» **Your assignment**: Nothing in the data may change. Copy all of it exactly.

» **Dataset extract**:
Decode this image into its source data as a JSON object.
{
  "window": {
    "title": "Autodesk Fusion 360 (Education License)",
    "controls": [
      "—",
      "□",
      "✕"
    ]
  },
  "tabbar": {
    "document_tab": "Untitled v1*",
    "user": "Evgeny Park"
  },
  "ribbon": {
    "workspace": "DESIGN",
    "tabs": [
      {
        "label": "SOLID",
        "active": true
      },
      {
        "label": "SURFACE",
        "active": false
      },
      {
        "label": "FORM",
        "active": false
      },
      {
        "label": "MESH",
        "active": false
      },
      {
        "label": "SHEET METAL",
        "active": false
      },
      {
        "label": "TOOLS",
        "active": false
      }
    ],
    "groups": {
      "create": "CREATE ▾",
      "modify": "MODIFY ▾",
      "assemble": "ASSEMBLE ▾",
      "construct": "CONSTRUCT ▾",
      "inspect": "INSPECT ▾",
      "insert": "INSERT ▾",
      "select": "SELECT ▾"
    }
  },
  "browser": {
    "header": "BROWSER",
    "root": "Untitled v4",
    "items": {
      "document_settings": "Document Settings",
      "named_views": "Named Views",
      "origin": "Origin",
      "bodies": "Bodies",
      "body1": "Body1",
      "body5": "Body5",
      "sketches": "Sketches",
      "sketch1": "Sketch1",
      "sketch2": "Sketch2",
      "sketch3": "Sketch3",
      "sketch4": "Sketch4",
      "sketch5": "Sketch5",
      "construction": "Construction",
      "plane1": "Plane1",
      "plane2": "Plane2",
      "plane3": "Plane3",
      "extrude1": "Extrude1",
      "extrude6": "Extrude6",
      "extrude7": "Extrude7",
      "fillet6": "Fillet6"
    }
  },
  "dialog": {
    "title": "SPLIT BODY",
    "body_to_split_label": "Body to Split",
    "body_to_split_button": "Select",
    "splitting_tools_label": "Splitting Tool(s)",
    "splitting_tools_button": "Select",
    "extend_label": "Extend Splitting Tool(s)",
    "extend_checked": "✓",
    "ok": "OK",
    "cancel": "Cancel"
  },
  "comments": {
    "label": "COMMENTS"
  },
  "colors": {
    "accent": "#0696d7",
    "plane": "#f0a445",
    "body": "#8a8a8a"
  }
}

» **Solution**:
Decode this image into its source data as a JSON object.
{
  "window": {
    "title": "Autodesk Fusion 360 (Education License)",
    "controls": [
      "—",
      "□",
      "✕"
    ]
  },
  "tabbar": {
    "document_tab": "Untitled v1*",
    "user": "Evgeny Park"
  },
  "ribbon": {
    "workspace": "DESIGN",
    "tabs": [
      {
        "label": "SOLID",
        "active": true
      },
      {
        "label": "SURFACE",
        "active": false
      },
      {
        "label": "FORM",
        "active": false
      },
      {
        "label": "MESH",
        "active": false
      },
      {
        "label": "SHEET METAL",
        "active": false
      },
      {
        "label": "TOOLS",
        "active": false
      }
    ],
    "groups": {
      "create": "CREATE ▾",
      "modify": "MODIFY ▾",
      "assemble": "ASSEMBLE ▾",
      "construct": "CONSTRUCT ▾",
      "inspect": "INSPECT ▾",
      "insert": "INSERT ▾",
      "select": "SELECT ▾"
    }
  },
  "browser": {
    "header": "BROWSER",
    "root": "Untitled v4",
    "items": {
      "document_settings": "Document Settings",
      "named_views": "Named Views",
      "origin": "Origin",
      "bodies": "Bodies",
      "body1": "Body1",
      "body5": "Body5",
      "sketches": "Sketches",
      "sketch1": "Sketch1",
      "sketch2": "Sketch2",
      "sketch3": "Sketch3",
      "sketch4": "Sketch4",
      "sketch5": "Sketch5",
      "construction": "Construction",
      "plane1": "Plane1",
      "plane2": "Plane2",
      "plane3": "Plane3",
      "extrude1": "Extrude1",
      "extrude6": "Extrude6",
      "extrude7": "Extrude7",
      "fillet6": "Fillet6"
    }
  },
  "dialog": {
    "title": "SPLIT BODY",
    "body_to_split_label": "Body to Split",
    "body_to_split_button": "Select",
    "splitting_tools_label": "Splitting Tool(s)",
    "splitting_tools_button": "Select",
    "extend_label": "Extend Splitting Tool(s)",
    "extend_checked": "✓",
    "ok": "OK",
    "cancel": "Cancel"
  },
  "comments": {
    "label": "COMMENTS"
  },
  "colors": {
    "accent": "#0696d7",
    "plane": "#f0a445",
    "body": "#8a8a8a"
  }
}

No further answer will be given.